On both the exterior and interior, the store is ornamented with intricate mosaics and stonework. To highlight the store’s local roots and tradition of personalized service, the building incorporates several tiled vignettes from the studio of Henry Chapman Mercer, whose Moravian Pottery and Tile Works was established in Doylestown in 1897. Thus, as the customer entered the store through the arched portico, his approach was framed on the archway above by depictions of the clothes-making process, including the shearing, manufacturing, and weaving of wool. These mosaics are still intact today, despite the changes in tenants over the years.
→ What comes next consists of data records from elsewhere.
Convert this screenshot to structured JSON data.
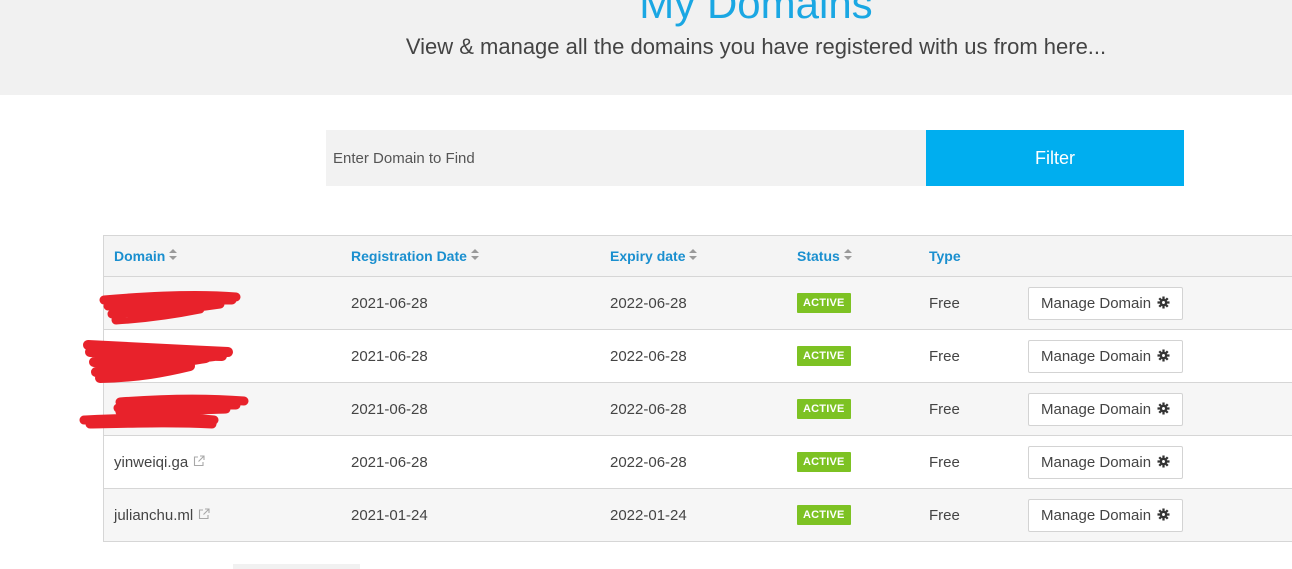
{
  "hero": {
    "title": "My Domains",
    "subtitle": "View & manage all the domains you have registered with us from here..."
  },
  "filter": {
    "placeholder": "Enter Domain to Find",
    "button_label": "Filter"
  },
  "table": {
    "columns": [
      "Domain",
      "Registration Date",
      "Expiry date",
      "Status",
      "Type"
    ],
    "sortable_icon": "sort-icon",
    "rows": [
      {
        "domain": "",
        "redacted": true,
        "registration_date": "2021-06-28",
        "expiry_date": "2022-06-28",
        "status": "ACTIVE",
        "type": "Free",
        "action": "Manage Domain"
      },
      {
        "domain": "",
        "redacted": true,
        "registration_date": "2021-06-28",
        "expiry_date": "2022-06-28",
        "status": "ACTIVE",
        "type": "Free",
        "action": "Manage Domain"
      },
      {
        "domain": "",
        "redacted": true,
        "registration_date": "2021-06-28",
        "expiry_date": "2022-06-28",
        "status": "ACTIVE",
        "type": "Free",
        "action": "Manage Domain"
      },
      {
        "domain": "yinweiqi.ga",
        "redacted": false,
        "registration_date": "2021-06-28",
        "expiry_date": "2022-06-28",
        "status": "ACTIVE",
        "type": "Free",
        "action": "Manage Domain"
      },
      {
        "domain": "julianchu.ml",
        "redacted": false,
        "registration_date": "2021-01-24",
        "expiry_date": "2022-01-24",
        "status": "ACTIVE",
        "type": "Free",
        "action": "Manage Domain"
      }
    ]
  },
  "colors": {
    "accent": "#00aeef",
    "heading_link": "#1a8fcf",
    "status_active": "#7dc223",
    "redaction": "#e8222b"
  },
  "icons": {
    "external_link": "external-link-icon",
    "gear": "gear-icon",
    "sort": "sort-icon"
  }
}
The massive entryway served as more than mere ornament, however. By carving out a recessed portico under the arch, William Price increased the store frontage available for the store’s display windows, while also linking the forms on the building’s exterior with the barrel vaults of the interior’s sales floor. This structural clarity offsets the otherwise-concealed novelty of the store’s design: reinforced concrete. As a result of Price’s interest and Reed’s investment, Jacob Reed’s Sons’ Store was among the first retailers in Philadelphia to adopt this modern technology, while still highlighting the business’ traditional approach to sales.
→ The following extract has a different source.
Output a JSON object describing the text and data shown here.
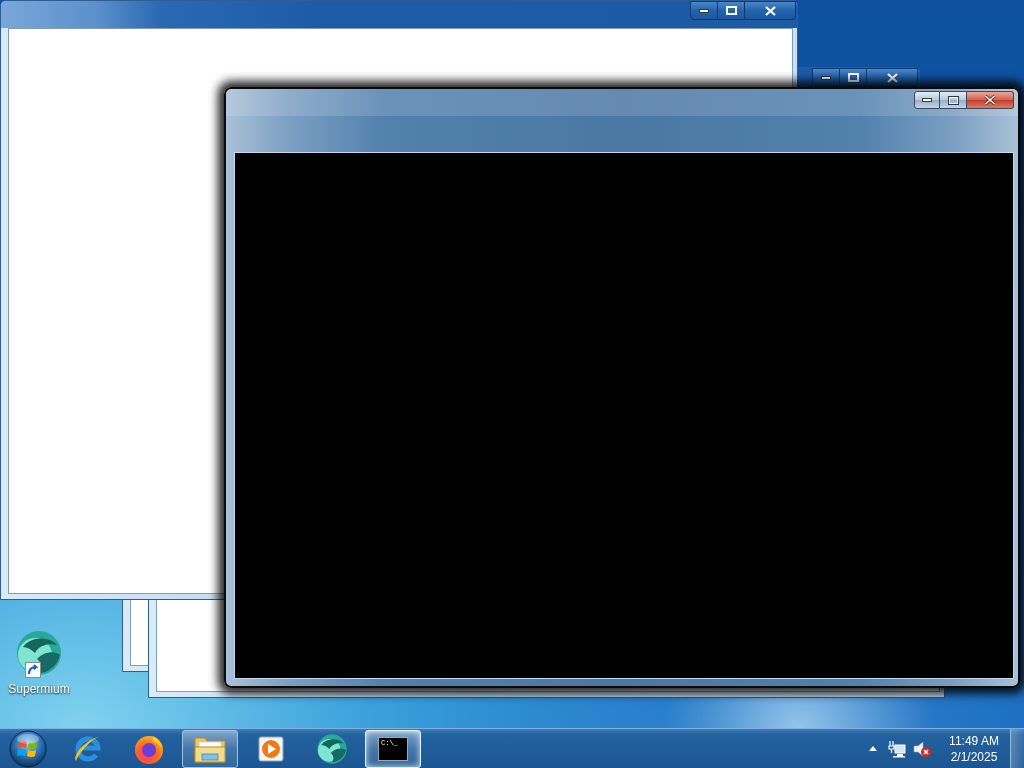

Once inside the store itself, the building draws on the plan and many of the features associated with ecclesiastical architecture. This was common in the new department stores, which celebrated consumerism in grand, vaulted spaces. (French author Emile Zola labeled Paris’ department stores “cathedrals of modernity”—a social commentary that was common at the time.) It is not surprising then that Jacob Reed’s Sons’ Store recalls the forms of early Christian and Byzantine churches, with concrete columns that separate the long barrel-vaulted sales floor from the side aisles. The interior’s space even draws on light from church-like clerestory windows—although they used modern backlighting (rather than natural lighting) to give the impression of a freestanding structure in the middle of the city.
At the time it was built in 1903, William L. Price’s design for Jacob Reed’s Sons’ Store served to pivot between centuries, architectural styles, and structural innovations in Philadelphia. The building still stands as somewhat of a curiosity on Chestnut Street, an elaborate building from a somewhat obscure architect and its namesake store closed in 1983. Having morphed into a Barnes & Noble for a time in the 1980s, it has been occupied by a CVS Pharmacy since the mid-1990s.
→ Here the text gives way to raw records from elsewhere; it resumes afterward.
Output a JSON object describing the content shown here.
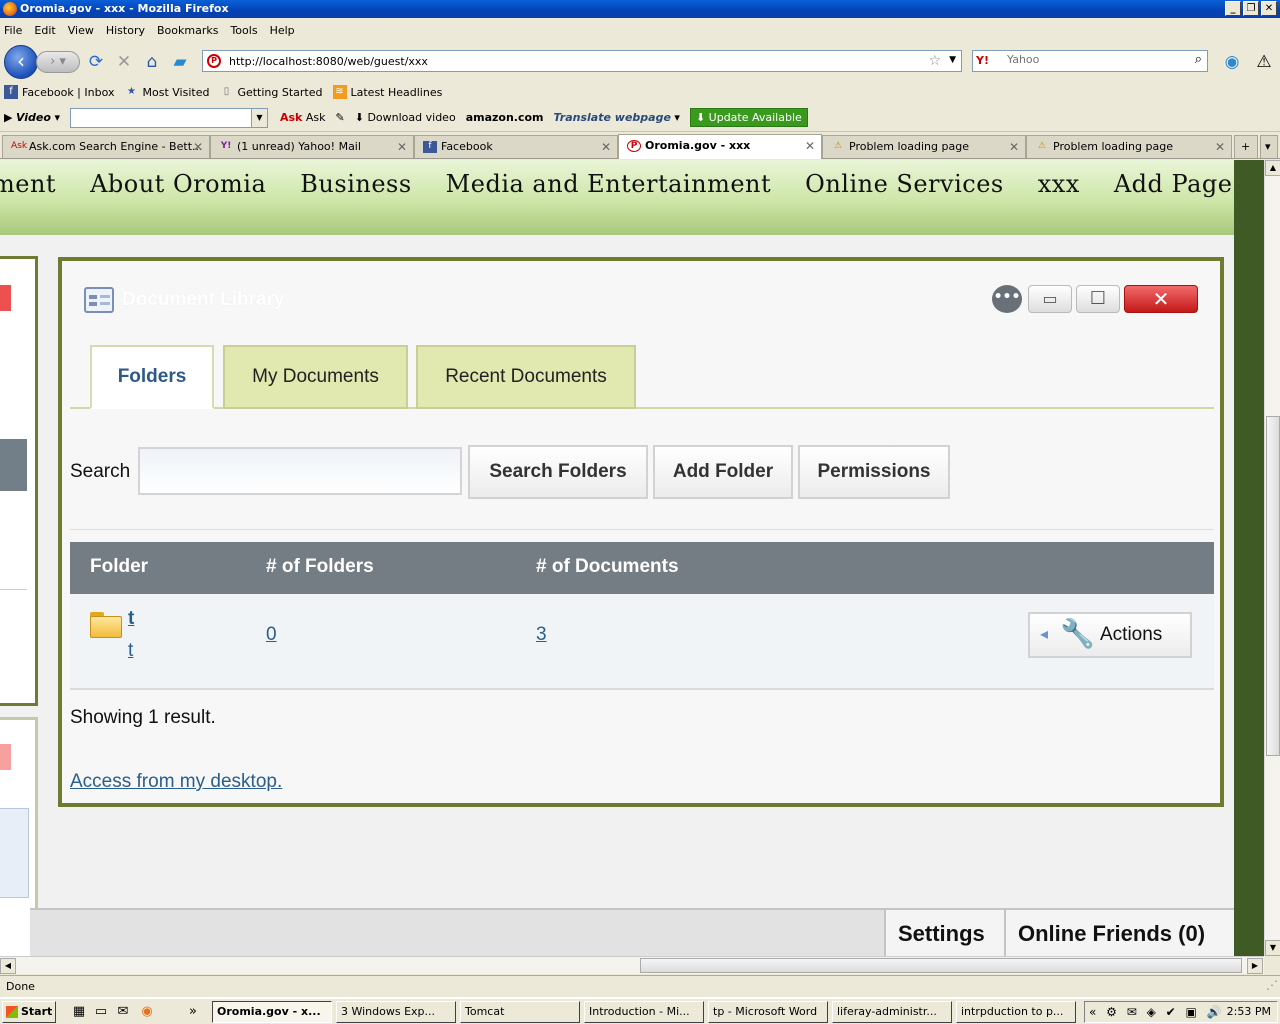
{
  "window": {
    "title": "Oromia.gov - xxx - Mozilla Firefox",
    "controls": [
      "_",
      "❐",
      "✕"
    ]
  },
  "menu": [
    "File",
    "Edit",
    "View",
    "History",
    "Bookmarks",
    "Tools",
    "Help"
  ],
  "navbar": {
    "url": "http://localhost:8080/web/guest/xxx",
    "search_placeholder": "Yahoo",
    "search_engine": "Y!"
  },
  "bookmarks": [
    "Facebook | Inbox",
    "Most Visited",
    "Getting Started",
    "Latest Headlines"
  ],
  "asktoolbar": {
    "video_label": "Video",
    "ask_label": "Ask",
    "download_label": "Download video",
    "amazon_label": "amazon.com",
    "translate_label": "Translate webpage",
    "update_label": "Update Available"
  },
  "tabs": [
    {
      "label": "Ask.com Search Engine - Bett...",
      "icon": "Ask"
    },
    {
      "label": "(1 unread) Yahoo! Mail",
      "icon": "Y!"
    },
    {
      "label": "Facebook",
      "icon": "f"
    },
    {
      "label": "Oromia.gov - xxx",
      "icon": "P"
    },
    {
      "label": "Problem loading page",
      "icon": "⚠"
    },
    {
      "label": "Problem loading page",
      "icon": "⚠"
    }
  ],
  "sitenav": [
    "ment",
    "About Oromia",
    "Business",
    "Media and Entertainment",
    "Online Services",
    "xxx",
    "Add Page"
  ],
  "portlet": {
    "title": "Document Library",
    "tabs": [
      "Folders",
      "My Documents",
      "Recent Documents"
    ],
    "search_label": "Search",
    "search_value": "",
    "buttons": [
      "Search Folders",
      "Add Folder",
      "Permissions"
    ],
    "columns": [
      "Folder",
      "# of Folders",
      "# of Documents"
    ],
    "rows": [
      {
        "name": "t",
        "description": "t",
        "folders": "0",
        "documents": "3",
        "actions": "Actions"
      }
    ],
    "showing": "Showing 1 result.",
    "access_link": "Access from my desktop."
  },
  "dock": {
    "settings": "Settings",
    "friends": "Online Friends (0)"
  },
  "status": "Done",
  "taskbar": {
    "start": "Start",
    "tasks": [
      "Oromia.gov - x...",
      "3 Windows Exp...",
      "Tomcat",
      "Introduction - Mi...",
      "tp - Microsoft Word",
      "liferay-administr...",
      "intrpduction to p..."
    ],
    "clock": "2:53 PM"
  }
}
Though the brand is long gone, Jacob Reed’s Sons’ Store remains, however, an unmistakable challenge to Philadelphia’s department stores at the turn of the century, responding to anonymous sales experiences with personalized care, innovative materials, architectural detail, and local roots.